I hope this article demonstrates and inform you with tools and ideas you could use to overcome these barriers.
First, is the mindset. You need to want to change otherwise everything else will probably fail. The mindset is the best tool you can use, it is the ignition, the small fire on the fire pit. Setting the right mindset for willing to change your eating habits is the first and most important step in this process. It will define everything but also you need to keep fueling that desire and keep on going.
Eat high-quality junk food. Always check for the best junk food you can find. At the cafeteria, fast foods around the campus, wherever it is. As students we all have very restrictive budgets and so it is better to go with the cheap but also the cheap can be good if you research. There are many tips nowadays that can be found on the web. Sites, blogs, social media, etc. Use those in your favor, explore and find new delicious places.
Stock up on healthy staples. That mini-fridge is definitely not going to accommodate all the prepared (and expensive) options your Whole Foods has to offer. But that doesn't mean your bedroom needs to be filled with high-preservative, high-calorie snacks. Buy healthy foods with a long shelf life, like nuts, seeds, dried fruit, rice cakes, and multi-grain crackers. Apples and citrus fruits can sit out for up to two weeks, and raw veggies and hummus are good options too.

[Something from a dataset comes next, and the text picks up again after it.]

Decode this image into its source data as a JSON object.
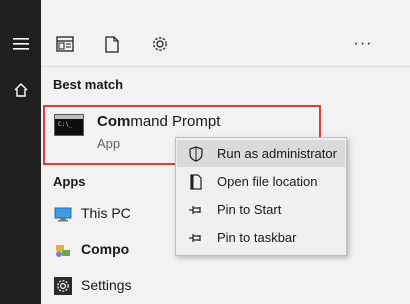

Always choose the fruit over other sweets. Your college dining hall probably doesn't encourage students to take food to go, but typically there's a fair-game basket of produce hanging out somewhere near the exit. Take the fruit, even if you don't think you want it because if you have it in your bag, you're going to eat it, and chances are it will keep you from grabbing something less healthy on the go. Another reason to reach for that banana? You're paying for it—it's literally included in the price of your meal plan. So every time you walk past that basket, you're essentially leaving perfectly good, already-purchased groceries in the checkout aisle.
Think of the dining hall as a classroom. You're at college to learn, right? Then take your education beyond your political science lecture: Get in touch with the cafeteria nutrition info and teach yourself something. This isn't about calorie-counting though! Determining where your food is coming from and what it's being made with is a step towards really owning what you eat, which of course can lead to making responsible, informed decisions about your diet. You can also reach out to the campus health department and take your questions about the dining hall food to your school's nutritionist—you might be surprised what you learn.

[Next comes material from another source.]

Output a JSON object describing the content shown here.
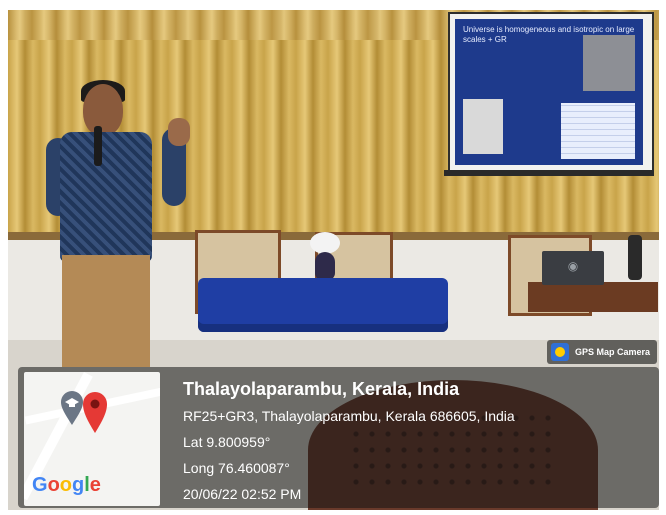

Listen to your body. We've all heard that late-night snacking isn't a particularly smart choice, but if you're hungry, you're hungry. Denying yourself isn't going to change that, but rethinking how you're eating throughout the day might. Learn to eat until you're full so that you're not creating an opening for cravings later on in the day. Also, fullness comes in different forms! Eat foods that are sustaining (like oatmeal), and make sure that when you grab a salad, you're also including an appropriate (i.e. card deck-sized) serving of protein and not just a big bowl of greens that will leave you wanting more in an hour. And what if you spend the whole day eating well and you still want that late night snack? Do it, but instead of packing away a piece of pizza at 1 a.m., pick something a little lighter like popcorn or even some dark chocolate.
Experiment with what you're eating. Eat mindfully and pay attention to what works for your body and what doesn't. I always ask, "How does that food affect my mood, my energy, my sleep, and my digestion?" Particularly in a day and age when we're more conscious than ever about food sensitivities and allergies, it's important to keep track of what impacts you, both negatively and positively. Do you always have a brain fog after pasta, or does your morning yogurt seem to make your nose stuffy? Keep note and adjust accordingly.
And find food-spiration! When I look at my Instagram and see all these healthy recipes and pictures of great food, it puts me in a good place throughout the day. It works like this: You see an awesome-looking quinoa salad in your Instagram feed in the afternoon, and because you've got that on your mind, maybe you skip tonight's cheeseburger and go with a grain and roasted butternut squash mix from the salad bar instead.